    Hi all,

    I'm sorry, it may have been asked already but I couldn't find it.
    I've got very noisy and low quality 2D kinematic data that I want to triangulate in order to get 3D motion.
    I'm interpolating the missing 2D data and filtering them, which gives me smoother curves. The triangulated 3D is still quite noisy, so I filter it too.

    - Are there any guidelines about how to process kinematic data?
    - And especially, do people and softwares usually filter both their 2D and their 3D?
    - Edit: When is it advised to filter the speed or the acceleration instead of the position?

    I'm looking for inspiration mostly, but also for justification from the literature if you have any.

    Thanks !
    Last edited by David Pagnon; February 10th, 2021, 01:34 PM.

  • #2
    Back in the early days of 3D motion capture, the cameras recorded 2D locations of the markers as a series of 2D points in each frame that showed the outline of each marker in terms of a measurement on the lines in the video image. This might be a dozen points on half a dozen lines if the marker was close to the camera, or just two points on one line if the marker was a long way away. The 2D processing used its guess of the outline to calculate the center of the marker so while this was not filtering, it was a variably degree of processing that had a "filtering" effect. The vectors were then combined to create 3D locations which were simply stored - I never saw any filtering of the data during the collection process. Once the data was stored as 3D locations (I'm describing the world before C3D files existed) then applications like the Boston Software and the Helen Hayes Software would read the original 3D locations from a collection of files and perform interpolation and filtering as part of the data processing.

    The way that everyone looked at this was that the data collection systems were recording what they "saw" so if there were problems you would look at the data - because it was never filtered or interpolated initially, debugging was easy - you might not like what you saw but you knew that it was the data, not something that had been manipulated and you could perform your own processing to "fix" the problem. Filtering and interpolation were usually separate processes that output results but preserved the original data samples.
    Last edited by Edmund Cramp; February 17th, 2021, 12:27 PM.


    • #3
      Originally posted by David Pagnon View Post
      When is it advised to filter the speed or the acceleration instead of the position?
      I suspect the answer depends on the data but since the acceleration is calculated from the change in position over time, I think you should filter the position data first.

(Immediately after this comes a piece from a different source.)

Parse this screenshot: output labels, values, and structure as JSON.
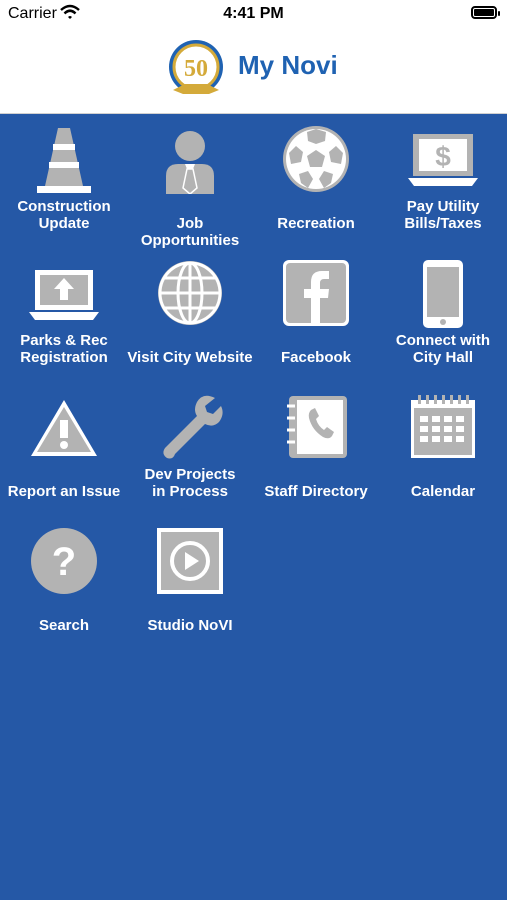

Once you are confident that your positions are accurate then the acceleration should be accurate.